Dominique Morisseau's script can be both poetic and prosaic, says critic at large Ed Siegel.
In January, one of Latin America's premiere theater festivals unfolded in the midst of Chile's biggest political upheaval in decades.
The choreographer has two ballets, “Petal” and “Tsukiyo,” in Boston Ballet’s “Carmen” -- a program exploring and celebrating many facets of femininity.
The Cambridge-based artist's latest project adapts the Biblical story of a young David through a queer lens.
On the first Thursday of each month, the bravest of the brave reveal not only their (figurative) souls, but also their (literal) bodies.
Lucy Kirkwood's "The Children" is a theater-lover's dream, says critic at large Ed Siegel.
Set in early 1900s Russia, the classic musical asks what it means to hold onto tradition, faith and family in a changing world.
Ten skaters from Ice Dance International are touring both classic and contemporary routines through March.
The production captures the polarizing politics that boil over today.
Will Power's tale of how Malcolm Little became Malcolm X has a superb world premiere at the Emerson Paramount Center says critic at large Ed Siegel.

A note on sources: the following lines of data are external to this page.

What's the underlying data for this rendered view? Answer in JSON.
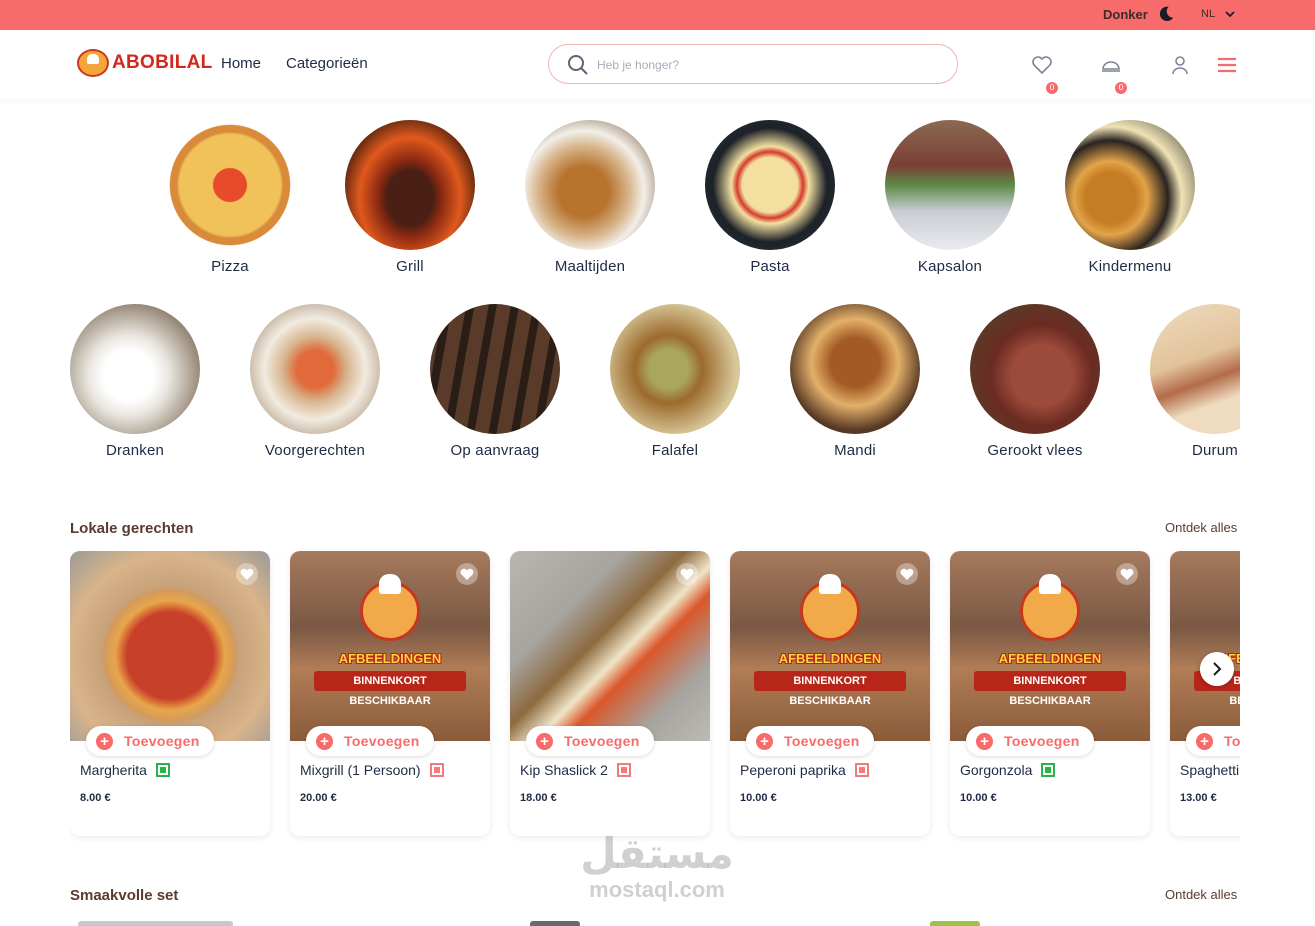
{
  "topbar": {
    "dark_mode_label": "Donker",
    "language": "NL"
  },
  "header": {
    "brand": "ABOBILAL",
    "nav": [
      "Home",
      "Categorieën"
    ],
    "search_placeholder": "Heb je honger?",
    "wishlist_count": "0",
    "cart_count": "0"
  },
  "categories_row1": [
    "Pizza",
    "Grill",
    "Maaltijden",
    "Pasta",
    "Kapsalon",
    "Kindermenu"
  ],
  "categories_row2": [
    "Dranken",
    "Voorgerechten",
    "Op aanvraag",
    "Falafel",
    "Mandi",
    "Gerookt vlees",
    "Durum"
  ],
  "section_local": {
    "title": "Lokale gerechten",
    "link": "Ontdek alles",
    "add_label": "Toevoegen",
    "placeholder_line1": "AFBEELDINGEN",
    "placeholder_line2": "BINNENKORT BESCHIKBAAR",
    "products": [
      {
        "name": "Margherita",
        "price": "8.00 €",
        "diet": "veg"
      },
      {
        "name": "Mixgrill (1 Persoon)",
        "price": "20.00 €",
        "diet": "nonveg"
      },
      {
        "name": "Kip Shaslick 2",
        "price": "18.00 €",
        "diet": "nonveg"
      },
      {
        "name": "Peperoni paprika",
        "price": "10.00 €",
        "diet": "nonveg"
      },
      {
        "name": "Gorgonzola",
        "price": "10.00 €",
        "diet": "veg"
      },
      {
        "name": "Spaghetti",
        "price": "13.00 €",
        "diet": "veg"
      }
    ]
  },
  "section_set": {
    "title": "Smaakvolle set",
    "link": "Ontdek alles"
  },
  "watermark": {
    "arabic": "مستقل",
    "latin": "mostaql.com"
  },
  "colors": {
    "accent": "#f86b6b",
    "veg": "#27b34a",
    "nonveg": "#f47a7a",
    "section_title": "#5a3b2e"
  }
}
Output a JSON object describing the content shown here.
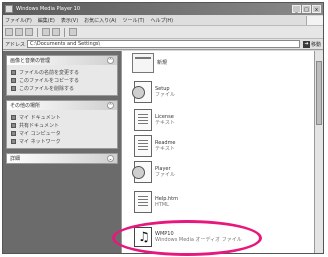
{
  "window": {
    "title": "Windows Media Player 10",
    "controls": [
      "_",
      "□",
      "x"
    ]
  },
  "menubar": {
    "items": [
      "ファイル(F)",
      "編集(E)",
      "表示(V)",
      "お気に入り(A)",
      "ツール(T)",
      "ヘルプ(H)"
    ]
  },
  "address": {
    "label": "アドレス",
    "value": "C:\\Documents and Settings\\",
    "go": "移動"
  },
  "taskpane": {
    "panels": [
      {
        "header": "画像と音楽の管理",
        "tasks": [
          "ファイルの名前を変更する",
          "このファイルをコピーする",
          "このファイルを削除する"
        ]
      },
      {
        "header": "その他の場所",
        "tasks": [
          "マイ ドキュメント",
          "共有ドキュメント",
          "マイ コンピュータ",
          "マイ ネットワーク"
        ]
      },
      {
        "header": "詳細",
        "tasks": []
      }
    ]
  },
  "files": [
    {
      "icon": "folder-icon",
      "name": "新規",
      "sub": ""
    },
    {
      "icon": "media-file-icon",
      "name": "Setup",
      "sub": "ファイル"
    },
    {
      "icon": "document-icon",
      "name": "License",
      "sub": "テキスト"
    },
    {
      "icon": "document-icon",
      "name": "Readme",
      "sub": "テキスト"
    },
    {
      "icon": "media-file-icon",
      "name": "Player",
      "sub": "ファイル"
    },
    {
      "icon": "document-icon",
      "name": "Help.htm",
      "sub": "HTML"
    },
    {
      "icon": "music-file-icon",
      "name": "WMP10",
      "sub": "Windows Media オーディオ ファイル"
    }
  ],
  "colors": {
    "highlight": "#e6187e",
    "taskpane": "#6b6b6b"
  }
}
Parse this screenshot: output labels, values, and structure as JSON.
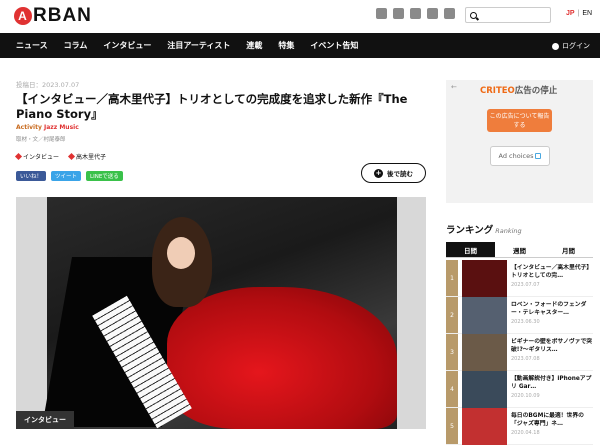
{
  "header": {
    "logo_text": "RBAN",
    "logo_mark": "A",
    "social_icons": [
      "facebook-icon",
      "twitter-icon",
      "instagram-icon",
      "youtube-icon",
      "rss-icon"
    ],
    "lang_jp": "JP",
    "lang_sep": "|",
    "lang_en": "EN"
  },
  "nav": {
    "items": [
      "ニュース",
      "コラム",
      "インタビュー",
      "注目アーティスト",
      "連載",
      "特集",
      "イベント告知"
    ],
    "login": "ログイン"
  },
  "article": {
    "date": "投稿日：2023.07.07",
    "title": "【インタビュー／高木里代子】トリオとしての完成度を追求した新作『The Piano Story』",
    "activity_prefix": "Activity ",
    "activity_genre": "Jazz Music",
    "credit": "取材・文／村尾泰郎",
    "tags": [
      "インタビュー",
      "高木里代子"
    ],
    "share_fb": "いいね！",
    "share_tw": "ツイート",
    "share_line": "LINEで送る",
    "read_later": "後で読む",
    "photo_label": "インタビュー"
  },
  "ad": {
    "back": "←",
    "brand": "CRITEO",
    "title": "広告の停止",
    "button": "この広告について報告する",
    "adchoices": "Ad choices"
  },
  "ranking": {
    "title": "ランキング",
    "subtitle": "Ranking",
    "tabs": [
      "日間",
      "週間",
      "月間"
    ],
    "items": [
      {
        "num": "1",
        "title": "【インタビュー／高木里代子】トリオとしての完…",
        "date": "2023.07.07"
      },
      {
        "num": "2",
        "title": "ロベン・フォードのフェンダー・テレキャスター…",
        "date": "2023.06.30"
      },
      {
        "num": "3",
        "title": "ビギナーの壁をボサノヴァで突破!?～ギタリス…",
        "date": "2023.07.08"
      },
      {
        "num": "4",
        "title": "【動画解説付き】iPhoneアプリ Gar…",
        "date": "2020.10.09"
      },
      {
        "num": "5",
        "title": "毎日のBGMに最適！世界の「ジャズ専門」ネ…",
        "date": "2020.04.18"
      }
    ]
  },
  "colors": {
    "accent": "#e03232",
    "nav_bg": "#111111",
    "ad_orange": "#ef7d3c"
  }
}
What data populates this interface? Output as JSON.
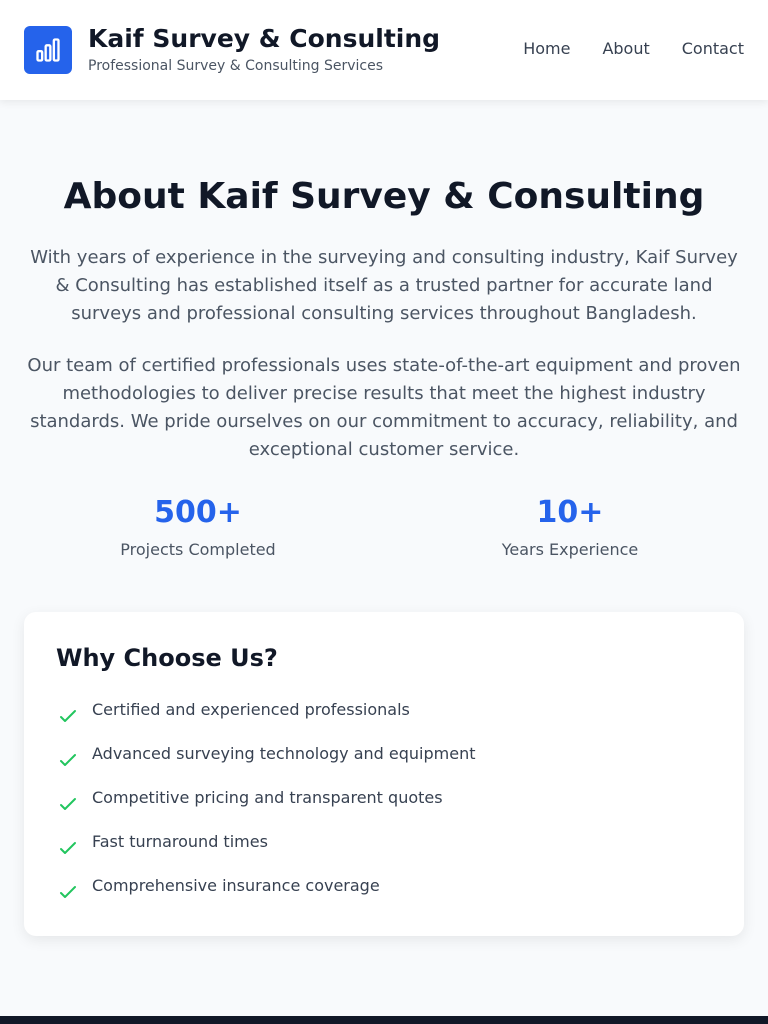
{
  "header": {
    "brand_title": "Kaif Survey & Consulting",
    "brand_subtitle": "Professional Survey & Consulting Services",
    "logo_icon": "bar-chart-icon",
    "accent_color": "#2563eb",
    "nav": [
      "Home",
      "About",
      "Contact"
    ]
  },
  "about": {
    "title": "About Kaif Survey & Consulting",
    "paragraphs": [
      "With years of experience in the surveying and consulting industry, Kaif Survey & Consulting has established itself as a trusted partner for accurate land surveys and professional consulting services throughout Bangladesh.",
      "Our team of certified professionals uses state-of-the-art equipment and proven methodologies to deliver precise results that meet the highest industry standards. We pride ourselves on our commitment to accuracy, reliability, and exceptional customer service."
    ],
    "stats": [
      {
        "value": "500+",
        "label": "Projects Completed"
      },
      {
        "value": "10+",
        "label": "Years Experience"
      }
    ]
  },
  "why_choose": {
    "title": "Why Choose Us?",
    "check_icon": "check-icon",
    "check_color": "#22c55e",
    "items": [
      "Certified and experienced professionals",
      "Advanced surveying technology and equipment",
      "Competitive pricing and transparent quotes",
      "Fast turnaround times",
      "Comprehensive insurance coverage"
    ]
  }
}
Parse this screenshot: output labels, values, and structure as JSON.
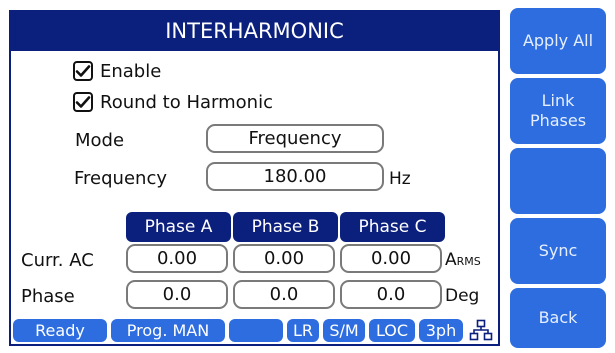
{
  "title": "INTERHARMONIC",
  "options": {
    "enable_label": "Enable",
    "round_label": "Round to Harmonic"
  },
  "mode": {
    "label": "Mode",
    "value": "Frequency"
  },
  "frequency": {
    "label": "Frequency",
    "value": "180.00",
    "unit": "Hz"
  },
  "phases": [
    "Phase A",
    "Phase B",
    "Phase C"
  ],
  "curr_ac": {
    "label": "Curr. AC",
    "values": [
      "0.00",
      "0.00",
      "0.00"
    ],
    "unit_main": "A",
    "unit_sub": "RMS"
  },
  "phase_row": {
    "label": "Phase",
    "values": [
      "0.0",
      "0.0",
      "0.0"
    ],
    "unit": "Deg"
  },
  "status": {
    "ready": "Ready",
    "prog": "Prog. MAN",
    "lr": "LR",
    "sm": "S/M",
    "loc": "LOC",
    "ph": "3ph"
  },
  "side_buttons": {
    "apply_all": "Apply All",
    "link_phases": "Link\nPhases",
    "blank": "",
    "sync": "Sync",
    "back": "Back"
  },
  "colors": {
    "title_bg": "#0b1f7d",
    "button_bg": "#2d6de0"
  },
  "icons": {
    "checkbox": "checkmark-icon",
    "network": "network-icon"
  }
}
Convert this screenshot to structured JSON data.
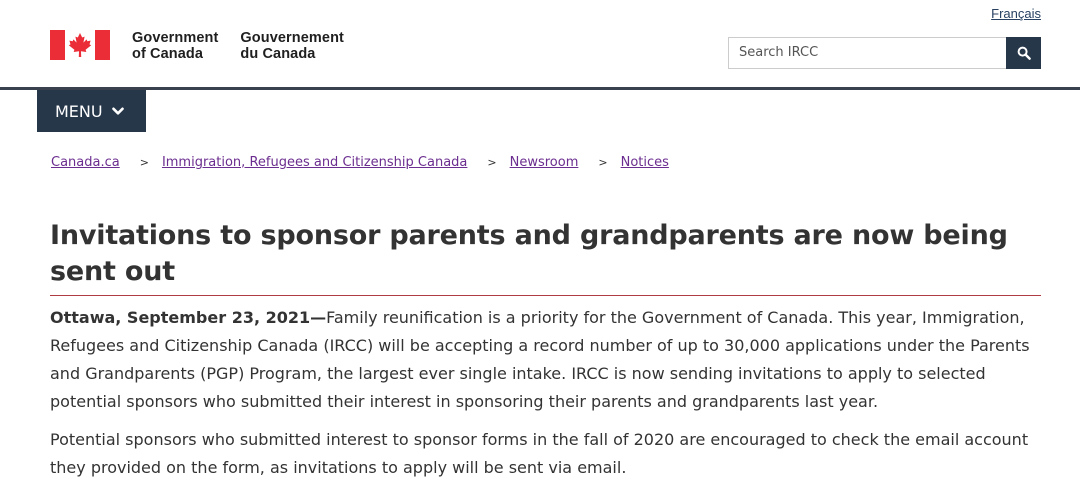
{
  "header": {
    "language_link": "Français",
    "signature": {
      "en_line1": "Government",
      "en_line2": "of Canada",
      "fr_line1": "Gouvernement",
      "fr_line2": "du Canada"
    },
    "search": {
      "placeholder": "Search IRCC",
      "button_icon": "search-icon"
    }
  },
  "menu": {
    "label": "MENU",
    "icon": "chevron-down-icon"
  },
  "breadcrumb": [
    {
      "label": "Canada.ca"
    },
    {
      "label": "Immigration, Refugees and Citizenship Canada"
    },
    {
      "label": "Newsroom"
    },
    {
      "label": "Notices"
    }
  ],
  "breadcrumb_separator": ">",
  "article": {
    "title": "Invitations to sponsor parents and grandparents are now being sent out",
    "dateline": "Ottawa, September 23, 2021—",
    "paragraph1": "Family reunification is a priority for the Government of Canada. This year, Immigration, Refugees and Citizenship Canada (IRCC) will be accepting a record number of up to 30,000 applications under the Parents and Grandparents (PGP) Program, the largest ever single intake. IRCC is now sending invitations to apply to selected potential sponsors who submitted their interest in sponsoring their parents and grandparents last year.",
    "paragraph2": "Potential sponsors who submitted interest to sponsor forms in the fall of 2020 are encouraged to check the email account they provided on the form, as invitations to apply will be sent via email."
  },
  "colors": {
    "flag_red": "#eb2d37",
    "nav_dark": "#26374a",
    "link_visited": "#6b2d8f",
    "title_rule": "#af3c43"
  }
}
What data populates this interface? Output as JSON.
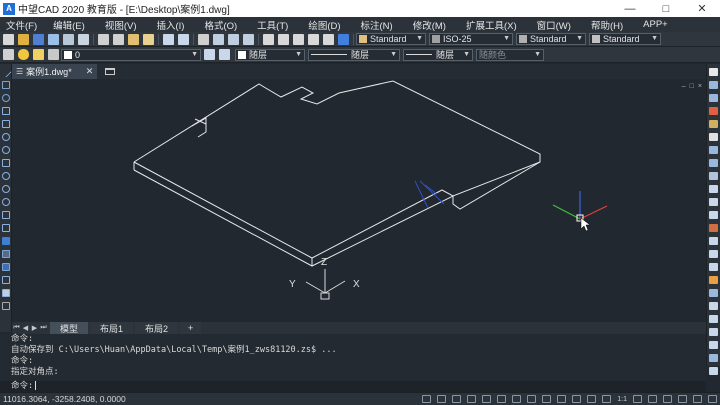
{
  "window": {
    "title": "中望CAD 2020 教育版 - [E:\\Desktop\\案例1.dwg]",
    "app_icon_letter": "A"
  },
  "menu": {
    "items": [
      "文件(F)",
      "编辑(E)",
      "视图(V)",
      "插入(I)",
      "格式(O)",
      "工具(T)",
      "绘图(D)",
      "标注(N)",
      "修改(M)",
      "扩展工具(X)",
      "窗口(W)",
      "帮助(H)",
      "APP+"
    ]
  },
  "toolbar1": {
    "text_style": "Standard",
    "dim_style": "ISO-25",
    "table_style": "Standard",
    "multileader_style": "Standard"
  },
  "toolbar2": {
    "layer_value": "0",
    "color_value": "随层",
    "linetype_value": "随层",
    "lineweight_value": "随层",
    "plotstyle_value": "随颜色"
  },
  "document": {
    "tab_label": "案例1.dwg*"
  },
  "ucs": {
    "x_label": "X",
    "y_label": "Y",
    "z_label": "Z"
  },
  "canvas_controls": [
    "–",
    "□",
    "×"
  ],
  "layout_tabs": {
    "model": "模型",
    "layout1": "布局1",
    "layout2": "布局2",
    "add": "+"
  },
  "command": {
    "history": [
      "命令:",
      "自动保存到 C:\\Users\\Huan\\AppData\\Local\\Temp\\案例1_zws81120.zs$ ...",
      "命令:",
      "指定对角点:"
    ],
    "prompt": "命令:"
  },
  "status": {
    "coordinates": "11016.3064, -3258.2408, 0.0000",
    "scale": "1:1"
  },
  "colors": {
    "canvas_bg": "#212830",
    "chrome_bg": "#2b323a",
    "accent": "#1f6fd6",
    "drawing_lines": "#e8e8e8",
    "axis_x": "#e04040",
    "axis_y": "#40c040",
    "axis_z": "#4060e0"
  }
}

Portrayed by an adult actor manipulating a child puppet, the play’s protagonist follows the journey of a boy who thinks he’s a wolf and the couple trying to adopt him.
Directed by Diane Paulus, the show is a multimedia, biographical theater piece based on the life of second-wave feminist powerhouse Gloria Steinem and her allies.
Kate Hamill's take on "Vanity Fair" goes over the top, writes critic Rosalind Bevan.
Musician Conrad Tao and dancer Caleb Teicher have created a novel sound and movement exploration that combines new music and a very old style of tap dancing.
At the fictional Shear Madness salon, there’s a lot more going on than pin curls and dye jobs.
The preeminent festival of Latin American theater continues amid a massive movement protesting income inequality.
In its world premiere at Huntington Theatre Company, Lila Rose Kaplan’s dramedy is a hilarious reminder of the ways in which cultural history and personal identity are entangled.
In Antoinette Nwandu’s pained and powerful “Pass Over,” two young black men while away the night on a ghetto street corner in an unnamed American city, hoping to dodge hopelessness,...
Bekah Brunstetter’s “The Cake,” now at The Lyric Stage Company, grapples with what a traditional Southern baker does in preparation for her best friend's daughter's wedding to a woman.